- _EXERCISE REQUIREMENTS_:
From the records below, pull each line that has "reference".

- _EXCERPTED DATA_:

• • • • •

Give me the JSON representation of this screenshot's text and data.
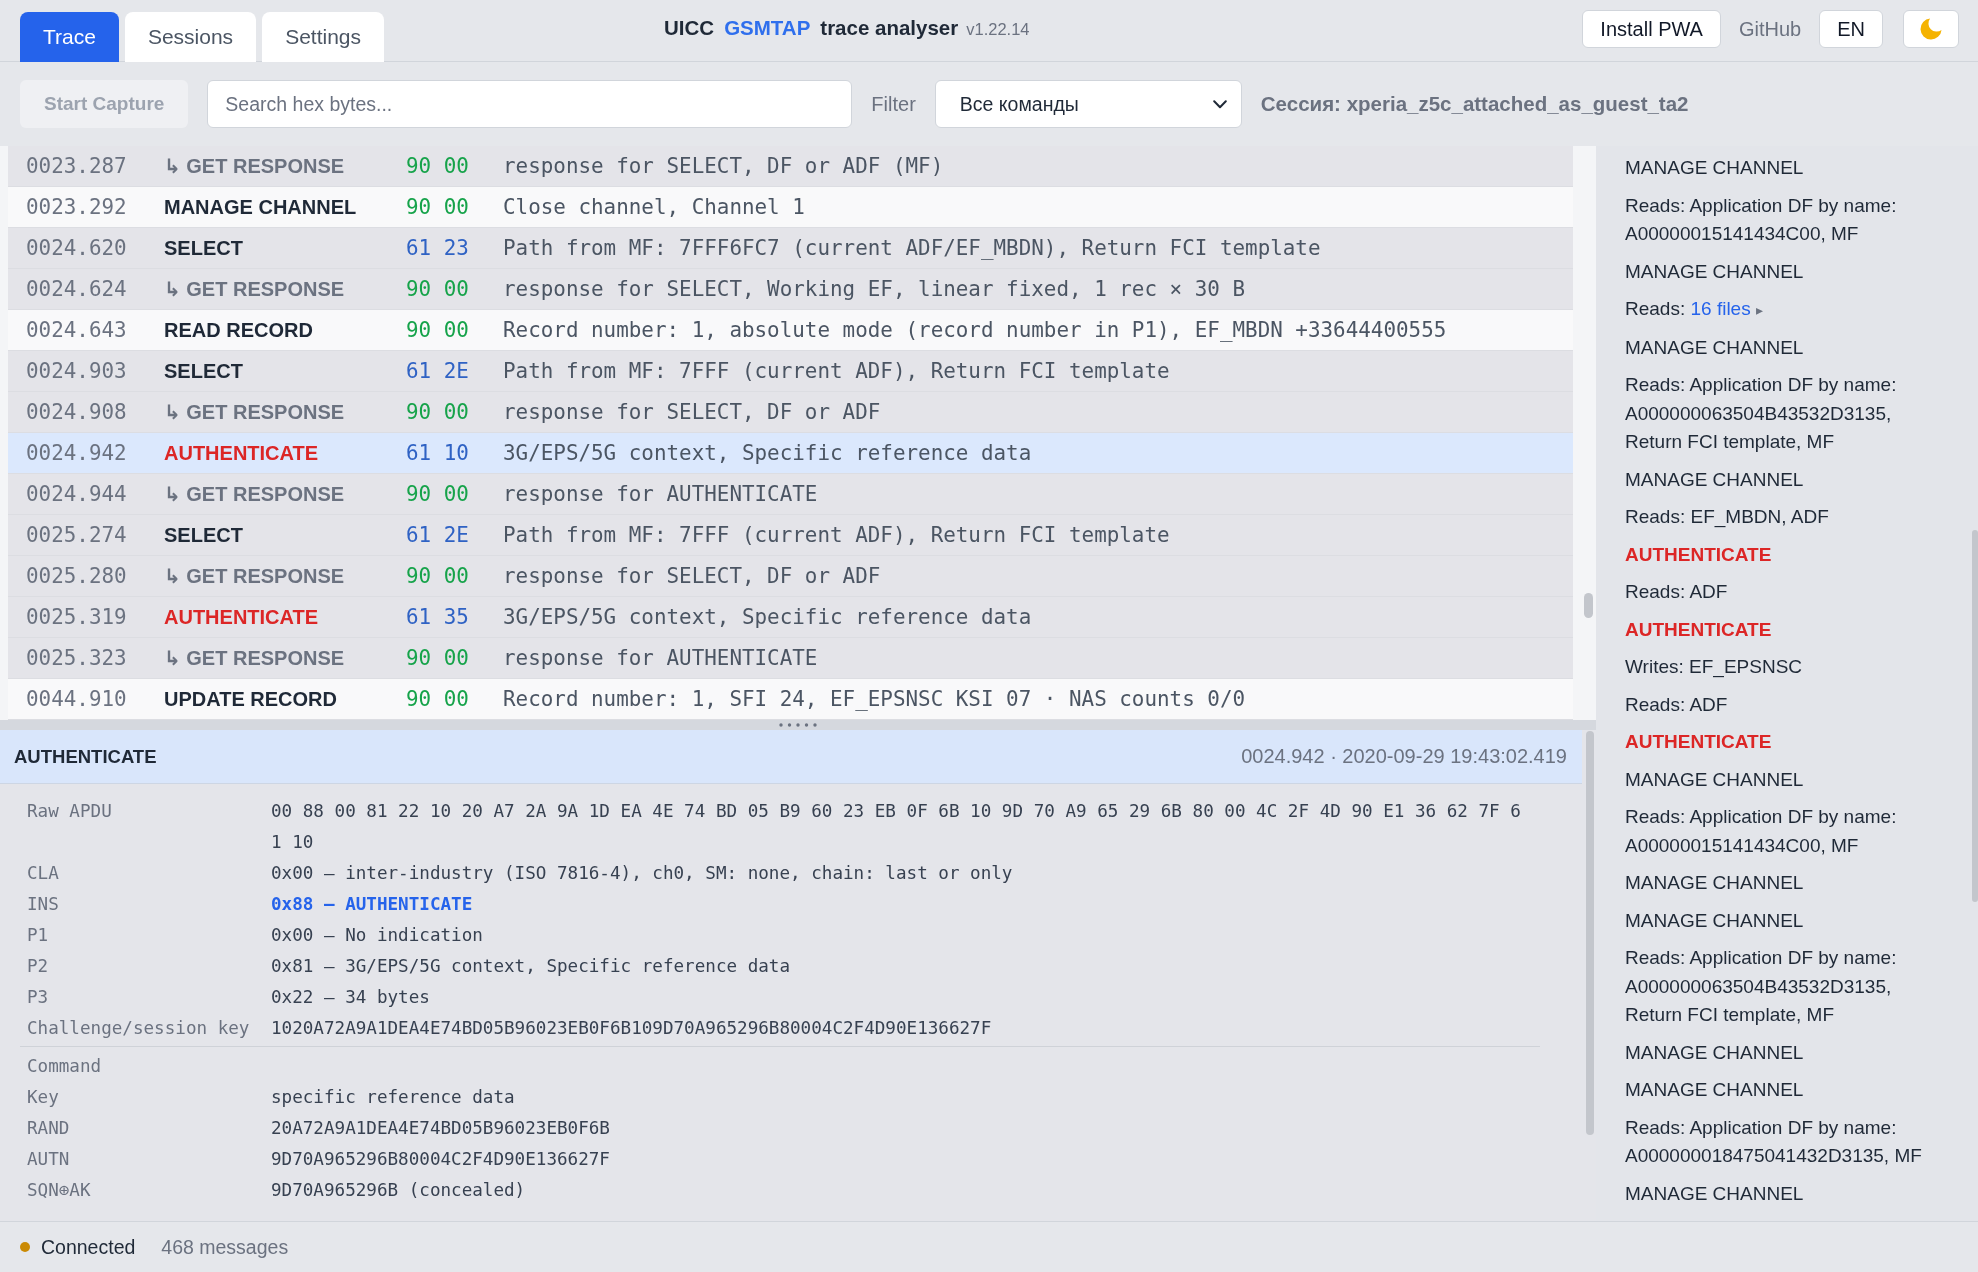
{
  "tabs": [
    {
      "label": "Trace",
      "selected": true
    },
    {
      "label": "Sessions",
      "selected": false
    },
    {
      "label": "Settings",
      "selected": false
    }
  ],
  "app_title": {
    "prefix": "UICC",
    "highlight": "GSMTAP",
    "name": "trace analyser",
    "version": "v1.22.14"
  },
  "header_actions": {
    "install_button": "Install PWA",
    "github_link": "GitHub",
    "language_button": "EN"
  },
  "toolbar": {
    "capture_button": {
      "label": "Start Capture",
      "disabled": true
    },
    "search": {
      "placeholder": "Search hex bytes..."
    },
    "filter": {
      "label": "Filter",
      "value": "Все команды"
    },
    "session": "Сессия: xperia_z5c_attached_as_guest_ta2"
  },
  "table": {
    "rows": [
      {
        "time": "0023.287",
        "command": "↳ GET RESPONSE",
        "kind": "response",
        "sw": {
          "text": "90 00",
          "kind": "ok"
        },
        "description": "response for SELECT, DF or ADF (MF)",
        "grouped": true,
        "selected": false
      },
      {
        "time": "0023.292",
        "command": "MANAGE CHANNEL",
        "kind": "command",
        "sw": {
          "text": "90 00",
          "kind": "ok"
        },
        "description": "Close channel, Channel 1",
        "grouped": false,
        "selected": false
      },
      {
        "time": "0024.620",
        "command": "SELECT",
        "kind": "command",
        "sw": {
          "text": "61 23",
          "kind": "more"
        },
        "description": "Path from MF: 7FFF6FC7 (current ADF/EF_MBDN), Return FCI template",
        "grouped": true,
        "selected": false
      },
      {
        "time": "0024.624",
        "command": "↳ GET RESPONSE",
        "kind": "response",
        "sw": {
          "text": "90 00",
          "kind": "ok"
        },
        "description": "response for SELECT, Working EF, linear fixed, 1 rec × 30 B",
        "grouped": true,
        "selected": false
      },
      {
        "time": "0024.643",
        "command": "READ RECORD",
        "kind": "command",
        "sw": {
          "text": "90 00",
          "kind": "ok"
        },
        "description": "Record number: 1, absolute mode (record number in P1), EF_MBDN +33644400555",
        "grouped": false,
        "selected": false
      },
      {
        "time": "0024.903",
        "command": "SELECT",
        "kind": "command",
        "sw": {
          "text": "61 2E",
          "kind": "more"
        },
        "description": "Path from MF: 7FFF (current ADF), Return FCI template",
        "grouped": true,
        "selected": false
      },
      {
        "time": "0024.908",
        "command": "↳ GET RESPONSE",
        "kind": "response",
        "sw": {
          "text": "90 00",
          "kind": "ok"
        },
        "description": "response for SELECT, DF or ADF",
        "grouped": true,
        "selected": false
      },
      {
        "time": "0024.942",
        "command": "AUTHENTICATE",
        "kind": "auth",
        "sw": {
          "text": "61 10",
          "kind": "more"
        },
        "description": "3G/EPS/5G context, Specific reference data",
        "grouped": true,
        "selected": true
      },
      {
        "time": "0024.944",
        "command": "↳ GET RESPONSE",
        "kind": "response",
        "sw": {
          "text": "90 00",
          "kind": "ok"
        },
        "description": "response for AUTHENTICATE",
        "grouped": true,
        "selected": false
      },
      {
        "time": "0025.274",
        "command": "SELECT",
        "kind": "command",
        "sw": {
          "text": "61 2E",
          "kind": "more"
        },
        "description": "Path from MF: 7FFF (current ADF), Return FCI template",
        "grouped": true,
        "selected": false
      },
      {
        "time": "0025.280",
        "command": "↳ GET RESPONSE",
        "kind": "response",
        "sw": {
          "text": "90 00",
          "kind": "ok"
        },
        "description": "response for SELECT, DF or ADF",
        "grouped": true,
        "selected": false
      },
      {
        "time": "0025.319",
        "command": "AUTHENTICATE",
        "kind": "auth",
        "sw": {
          "text": "61 35",
          "kind": "more"
        },
        "description": "3G/EPS/5G context, Specific reference data",
        "grouped": true,
        "selected": false
      },
      {
        "time": "0025.323",
        "command": "↳ GET RESPONSE",
        "kind": "response",
        "sw": {
          "text": "90 00",
          "kind": "ok"
        },
        "description": "response for AUTHENTICATE",
        "grouped": true,
        "selected": false
      },
      {
        "time": "0044.910",
        "command": "UPDATE RECORD",
        "kind": "command",
        "sw": {
          "text": "90 00",
          "kind": "ok"
        },
        "description": "Record number: 1, SFI 24, EF_EPSNSC KSI 07 · NAS counts 0/0",
        "grouped": false,
        "selected": false
      }
    ]
  },
  "detail": {
    "title": "AUTHENTICATE",
    "meta": "0024.942 · 2020-09-29 19:43:02.419",
    "fields": [
      {
        "label": "Raw APDU",
        "value": "00 88 00 81 22 10 20 A7 2A 9A 1D EA 4E 74 BD 05 B9 60 23 EB 0F 6B 10 9D 70 A9 65 29 6B 80 00 4C 2F 4D 90 E1 36 62 7F 61 10",
        "highlighted": false
      },
      {
        "label": "CLA",
        "value": "0x00 — inter-industry (ISO 7816-4), ch0, SM: none, chain: last or only",
        "highlighted": false
      },
      {
        "label": "INS",
        "value": "0x88 — AUTHENTICATE",
        "highlighted": true
      },
      {
        "label": "P1",
        "value": "0x00 — No indication",
        "highlighted": false
      },
      {
        "label": "P2",
        "value": "0x81 — 3G/EPS/5G context, Specific reference data",
        "highlighted": false
      },
      {
        "label": "P3",
        "value": "0x22 — 34 bytes",
        "highlighted": false
      },
      {
        "label": "Challenge/session key",
        "value": "1020A72A9A1DEA4E74BD05B96023EB0F6B109D70A965296B80004C2F4D90E136627F",
        "highlighted": false
      }
    ],
    "sections": [
      {
        "title": "Command",
        "fields": [
          {
            "label": "Key",
            "value": "specific reference data",
            "highlighted": false
          },
          {
            "label": "RAND",
            "value": "20A72A9A1DEA4E74BD05B96023EB0F6B",
            "highlighted": false
          },
          {
            "label": "AUTN",
            "value": "9D70A965296B80004C2F4D90E136627F",
            "highlighted": false
          },
          {
            "label": "SQN⊕AK",
            "value": "9D70A965296B (concealed)",
            "highlighted": false
          }
        ]
      }
    ]
  },
  "sidebar": {
    "entries": [
      {
        "command": "MANAGE CHANNEL",
        "kind": "normal",
        "details": [
          {
            "text": "Reads: Application DF by name: A00000015141434C00, MF"
          }
        ]
      },
      {
        "command": "MANAGE CHANNEL",
        "kind": "normal",
        "details": [
          {
            "text": "Reads:",
            "link": "16 files",
            "toggle": "▸"
          }
        ]
      },
      {
        "command": "MANAGE CHANNEL",
        "kind": "normal",
        "details": [
          {
            "text": "Reads: Application DF by name: A000000063504B43532D3135, Return FCI template, MF"
          }
        ]
      },
      {
        "command": "MANAGE CHANNEL",
        "kind": "normal",
        "details": [
          {
            "text": "Reads: EF_MBDN, ADF"
          }
        ]
      },
      {
        "command": "AUTHENTICATE",
        "kind": "alert",
        "details": [
          {
            "text": "Reads: ADF"
          }
        ]
      },
      {
        "command": "AUTHENTICATE",
        "kind": "alert",
        "details": [
          {
            "text": "Writes: EF_EPSNSC"
          },
          {
            "text": "Reads: ADF"
          }
        ]
      },
      {
        "command": "AUTHENTICATE",
        "kind": "alert"
      },
      {
        "command": "MANAGE CHANNEL",
        "kind": "normal",
        "details": [
          {
            "text": "Reads: Application DF by name: A00000015141434C00, MF"
          }
        ]
      },
      {
        "command": "MANAGE CHANNEL",
        "kind": "normal"
      },
      {
        "command": "MANAGE CHANNEL",
        "kind": "normal",
        "details": [
          {
            "text": "Reads: Application DF by name: A000000063504B43532D3135, Return FCI template, MF"
          }
        ]
      },
      {
        "command": "MANAGE CHANNEL",
        "kind": "normal"
      },
      {
        "command": "MANAGE CHANNEL",
        "kind": "normal",
        "details": [
          {
            "text": "Reads: Application DF by name: A000000018475041432D3135, MF"
          }
        ]
      },
      {
        "command": "MANAGE CHANNEL",
        "kind": "normal"
      }
    ]
  },
  "status_bar": {
    "connected": true,
    "label": "Connected",
    "count": "468 messages"
  }
}
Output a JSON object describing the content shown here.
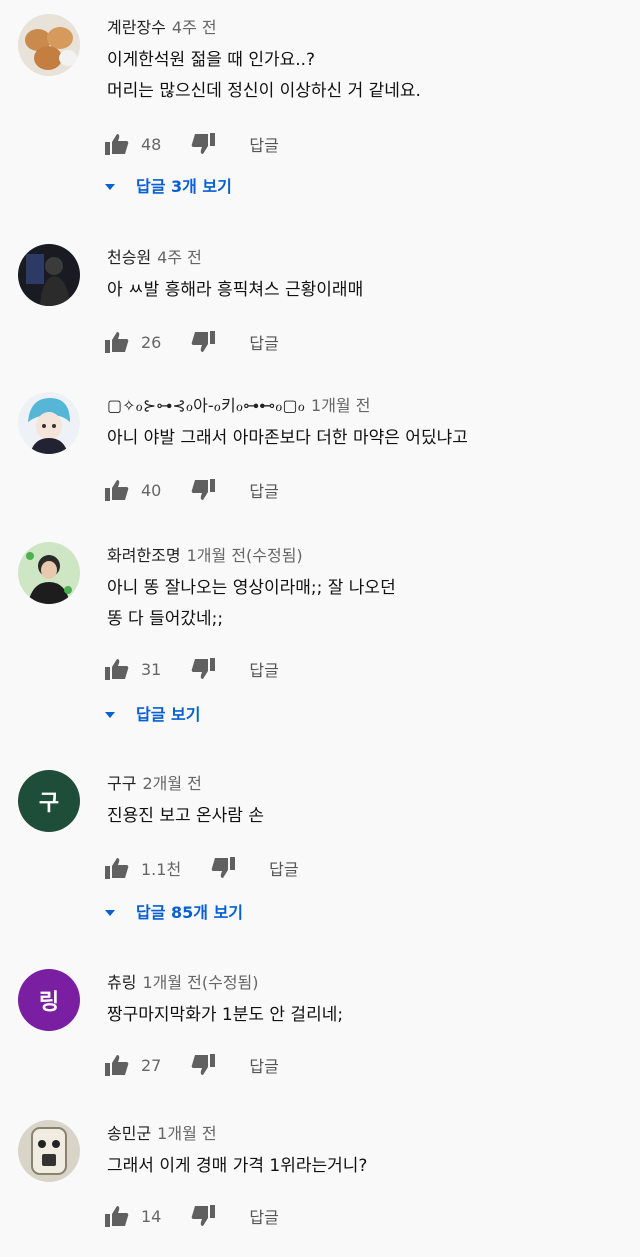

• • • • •

- _ANSWER BOX_:
        "description": "3G/EPS/5G context, Specific reference data",
        "description": "3G/EPS/5G context, Specific reference data",
        "value": "0x81 — 3G/EPS/5G context, Specific reference data",
            "value": "specific reference data",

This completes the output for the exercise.